• Available data:
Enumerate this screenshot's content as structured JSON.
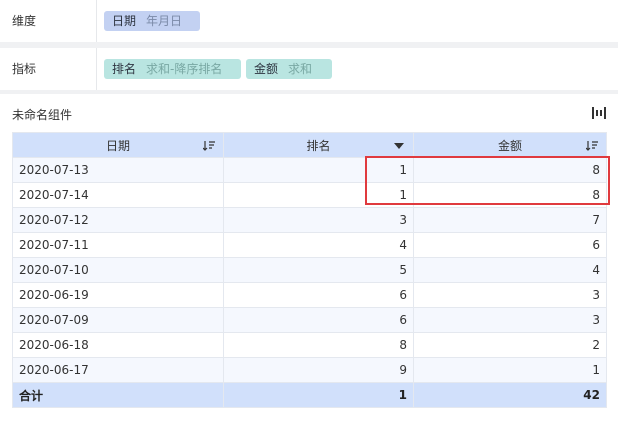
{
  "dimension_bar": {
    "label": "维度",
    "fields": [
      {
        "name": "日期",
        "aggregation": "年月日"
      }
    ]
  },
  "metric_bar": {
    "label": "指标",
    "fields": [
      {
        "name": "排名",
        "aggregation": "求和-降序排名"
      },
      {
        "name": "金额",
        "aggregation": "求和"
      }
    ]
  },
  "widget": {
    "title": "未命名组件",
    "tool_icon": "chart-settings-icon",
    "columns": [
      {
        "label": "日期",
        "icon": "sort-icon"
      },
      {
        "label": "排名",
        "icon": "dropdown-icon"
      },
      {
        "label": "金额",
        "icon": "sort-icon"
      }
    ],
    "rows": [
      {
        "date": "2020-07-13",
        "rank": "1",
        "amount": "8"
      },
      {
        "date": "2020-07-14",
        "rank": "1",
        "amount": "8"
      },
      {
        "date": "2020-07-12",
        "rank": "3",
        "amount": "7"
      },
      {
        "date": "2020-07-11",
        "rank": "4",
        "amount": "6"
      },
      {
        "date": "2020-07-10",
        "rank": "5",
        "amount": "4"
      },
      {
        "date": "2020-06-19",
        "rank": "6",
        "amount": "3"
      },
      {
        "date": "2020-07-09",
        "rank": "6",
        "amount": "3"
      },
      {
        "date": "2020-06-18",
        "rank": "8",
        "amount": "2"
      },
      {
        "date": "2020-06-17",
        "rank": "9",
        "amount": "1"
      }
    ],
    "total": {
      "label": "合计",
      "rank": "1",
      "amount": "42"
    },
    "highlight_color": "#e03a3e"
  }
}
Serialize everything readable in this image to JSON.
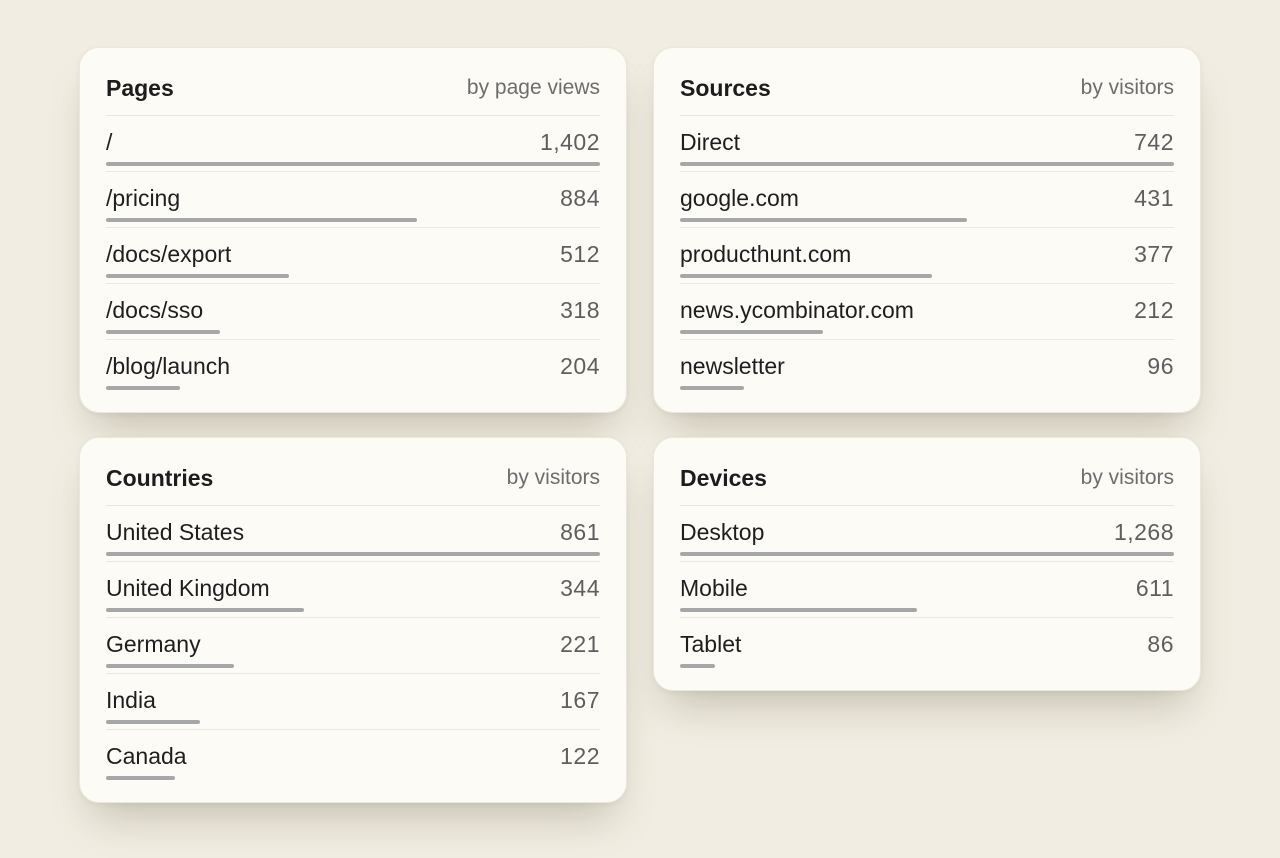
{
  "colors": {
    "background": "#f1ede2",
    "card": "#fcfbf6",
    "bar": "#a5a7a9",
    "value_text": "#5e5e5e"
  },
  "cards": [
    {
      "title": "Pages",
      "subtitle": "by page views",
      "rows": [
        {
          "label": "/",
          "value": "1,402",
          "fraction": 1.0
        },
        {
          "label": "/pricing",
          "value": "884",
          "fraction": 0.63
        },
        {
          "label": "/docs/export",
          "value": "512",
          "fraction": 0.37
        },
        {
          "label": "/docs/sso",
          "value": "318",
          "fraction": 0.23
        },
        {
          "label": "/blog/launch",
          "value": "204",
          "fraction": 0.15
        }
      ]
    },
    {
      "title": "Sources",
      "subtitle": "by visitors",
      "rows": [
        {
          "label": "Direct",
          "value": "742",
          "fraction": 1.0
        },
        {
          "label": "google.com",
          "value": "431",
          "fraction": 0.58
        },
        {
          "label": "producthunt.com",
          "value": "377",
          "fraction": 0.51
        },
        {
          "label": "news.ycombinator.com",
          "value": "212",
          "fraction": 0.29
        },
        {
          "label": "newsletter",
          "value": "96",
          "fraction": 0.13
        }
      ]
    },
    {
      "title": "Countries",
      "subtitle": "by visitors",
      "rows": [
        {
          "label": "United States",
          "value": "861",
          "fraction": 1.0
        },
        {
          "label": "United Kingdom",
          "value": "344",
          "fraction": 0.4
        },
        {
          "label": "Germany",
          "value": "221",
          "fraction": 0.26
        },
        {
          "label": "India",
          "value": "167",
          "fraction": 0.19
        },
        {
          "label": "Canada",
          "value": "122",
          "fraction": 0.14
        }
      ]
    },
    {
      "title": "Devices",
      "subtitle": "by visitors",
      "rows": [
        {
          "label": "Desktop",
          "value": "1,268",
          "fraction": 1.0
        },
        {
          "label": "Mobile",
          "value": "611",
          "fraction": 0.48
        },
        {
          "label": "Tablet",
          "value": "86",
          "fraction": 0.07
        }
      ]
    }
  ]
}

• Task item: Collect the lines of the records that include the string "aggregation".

• Expected output:
        "aggregation": "年月日"
        "aggregation": "求和-降序排名"
        "aggregation": "求和"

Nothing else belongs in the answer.